─── Extracted records ───
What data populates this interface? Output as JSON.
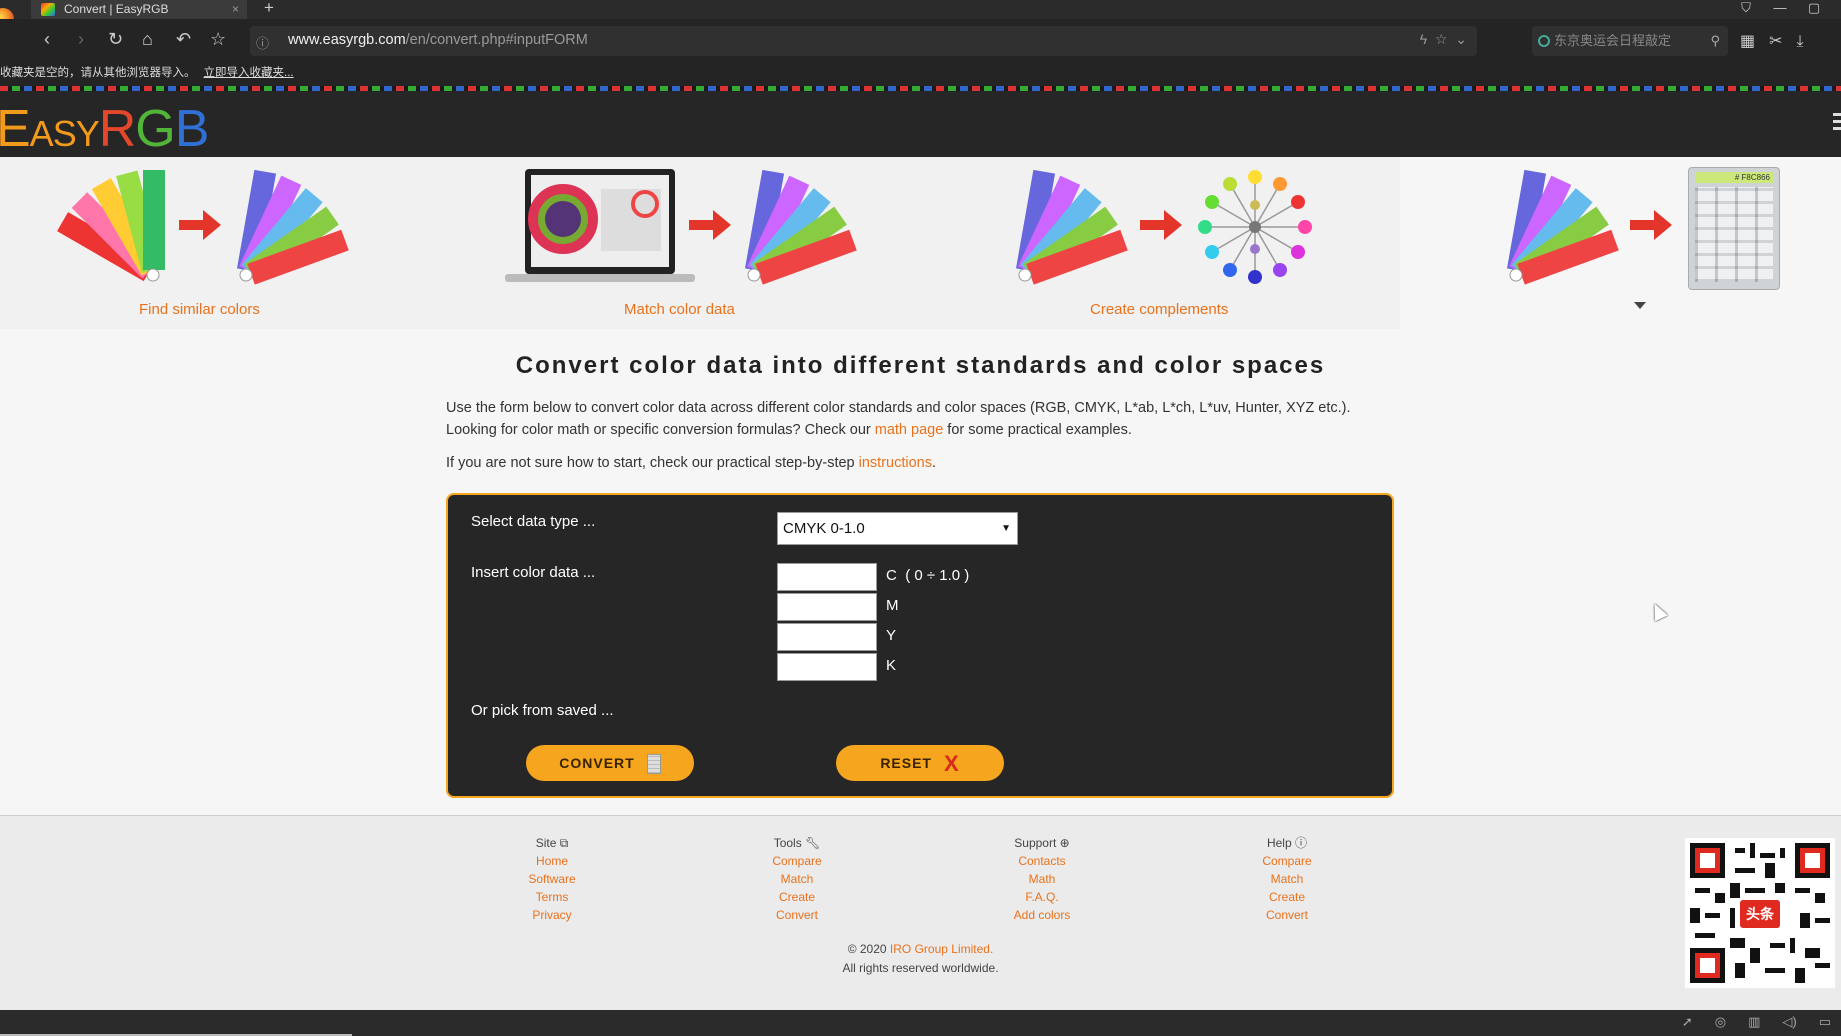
{
  "browser": {
    "tab_title": "Convert | EasyRGB",
    "tab_close": "×",
    "new_tab": "+",
    "url_host": "www.easyrgb.com",
    "url_path": "/en/convert.php#inputFORM",
    "search_placeholder": "东京奥运会日程敲定",
    "bookmark_notice": "收藏夹是空的，请从其他浏览器导入。",
    "bookmark_link": "立即导入收藏夹..."
  },
  "site": {
    "logo_easy": "Easy",
    "logo_r": "R",
    "logo_g": "G",
    "logo_b": "B"
  },
  "features": [
    {
      "label": "Find similar colors"
    },
    {
      "label": "Match color data"
    },
    {
      "label": "Create complements"
    }
  ],
  "calculator_display": "# F8C866",
  "main": {
    "title": "Convert color data into different standards and color spaces",
    "intro_line1": "Use the form below to convert color data across different color standards and color spaces (RGB, CMYK, L*ab, L*ch, L*uv, Hunter, XYZ etc.).",
    "intro_line2_pre": "Looking for color math or specific conversion formulas? Check our ",
    "intro_link": "math page",
    "intro_line2_post": " for some practical examples.",
    "hint_pre": "If you are not sure how to start, check our practical step-by-step ",
    "hint_link": "instructions",
    "hint_post": "."
  },
  "form": {
    "select_label": "Select data type ...",
    "select_value": "CMYK 0-1.0",
    "insert_label": "Insert color data ...",
    "fields": [
      {
        "name": "C",
        "range": "( 0 ÷ 1.0 )",
        "value": ""
      },
      {
        "name": "M",
        "range": "",
        "value": ""
      },
      {
        "name": "Y",
        "range": "",
        "value": ""
      },
      {
        "name": "K",
        "range": "",
        "value": ""
      }
    ],
    "saved_label": "Or pick from saved ...",
    "convert_label": "CONVERT",
    "reset_label": "RESET",
    "reset_icon": "X"
  },
  "footer": {
    "columns": [
      {
        "heading": "Site",
        "icon": "external-link-icon",
        "links": [
          "Home",
          "Software",
          "Terms",
          "Privacy"
        ]
      },
      {
        "heading": "Tools",
        "icon": "wrench-icon",
        "links": [
          "Compare",
          "Match",
          "Create",
          "Convert"
        ]
      },
      {
        "heading": "Support",
        "icon": "lifebuoy-icon",
        "links": [
          "Contacts",
          "Math",
          "F.A.Q.",
          "Add colors"
        ]
      },
      {
        "heading": "Help",
        "icon": "question-icon",
        "links": [
          "Compare",
          "Match",
          "Create",
          "Convert"
        ]
      }
    ],
    "copyright_pre": "© 2020 ",
    "copyright_link": "IRO Group Limited.",
    "rights": "All rights reserved worldwide.",
    "qr_badge": "头条"
  },
  "colors": {
    "accent": "#e8721c",
    "button": "#f5a51e",
    "dark": "#262626"
  }
}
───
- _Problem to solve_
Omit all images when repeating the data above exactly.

- _Response_
What data populates this interface? Output as JSON.
{
  "browser": {
    "tab_title": "Convert | EasyRGB",
    "tab_close": "×",
    "new_tab": "+",
    "url_host": "www.easyrgb.com",
    "url_path": "/en/convert.php#inputFORM",
    "search_placeholder": "东京奥运会日程敲定",
    "bookmark_notice": "收藏夹是空的，请从其他浏览器导入。",
    "bookmark_link": "立即导入收藏夹..."
  },
  "site": {
    "logo_easy": "Easy",
    "logo_r": "R",
    "logo_g": "G",
    "logo_b": "B"
  },
  "features": [
    {
      "label": "Find similar colors"
    },
    {
      "label": "Match color data"
    },
    {
      "label": "Create complements"
    }
  ],
  "calculator_display": "# F8C866",
  "main": {
    "title": "Convert color data into different standards and color spaces",
    "intro_line1": "Use the form below to convert color data across different color standards and color spaces (RGB, CMYK, L*ab, L*ch, L*uv, Hunter, XYZ etc.).",
    "intro_line2_pre": "Looking for color math or specific conversion formulas? Check our ",
    "intro_link": "math page",
    "intro_line2_post": " for some practical examples.",
    "hint_pre": "If you are not sure how to start, check our practical step-by-step ",
    "hint_link": "instructions",
    "hint_post": "."
  },
  "form": {
    "select_label": "Select data type ...",
    "select_value": "CMYK 0-1.0",
    "insert_label": "Insert color data ...",
    "fields": [
      {
        "name": "C",
        "range": "( 0 ÷ 1.0 )",
        "value": ""
      },
      {
        "name": "M",
        "range": "",
        "value": ""
      },
      {
        "name": "Y",
        "range": "",
        "value": ""
      },
      {
        "name": "K",
        "range": "",
        "value": ""
      }
    ],
    "saved_label": "Or pick from saved ...",
    "convert_label": "CONVERT",
    "reset_label": "RESET",
    "reset_icon": "X"
  },
  "footer": {
    "columns": [
      {
        "heading": "Site",
        "icon": "external-link-icon",
        "links": [
          "Home",
          "Software",
          "Terms",
          "Privacy"
        ]
      },
      {
        "heading": "Tools",
        "icon": "wrench-icon",
        "links": [
          "Compare",
          "Match",
          "Create",
          "Convert"
        ]
      },
      {
        "heading": "Support",
        "icon": "lifebuoy-icon",
        "links": [
          "Contacts",
          "Math",
          "F.A.Q.",
          "Add colors"
        ]
      },
      {
        "heading": "Help",
        "icon": "question-icon",
        "links": [
          "Compare",
          "Match",
          "Create",
          "Convert"
        ]
      }
    ],
    "copyright_pre": "© 2020 ",
    "copyright_link": "IRO Group Limited.",
    "rights": "All rights reserved worldwide.",
    "qr_badge": "头条"
  },
  "colors": {
    "accent": "#e8721c",
    "button": "#f5a51e",
    "dark": "#262626"
  }
}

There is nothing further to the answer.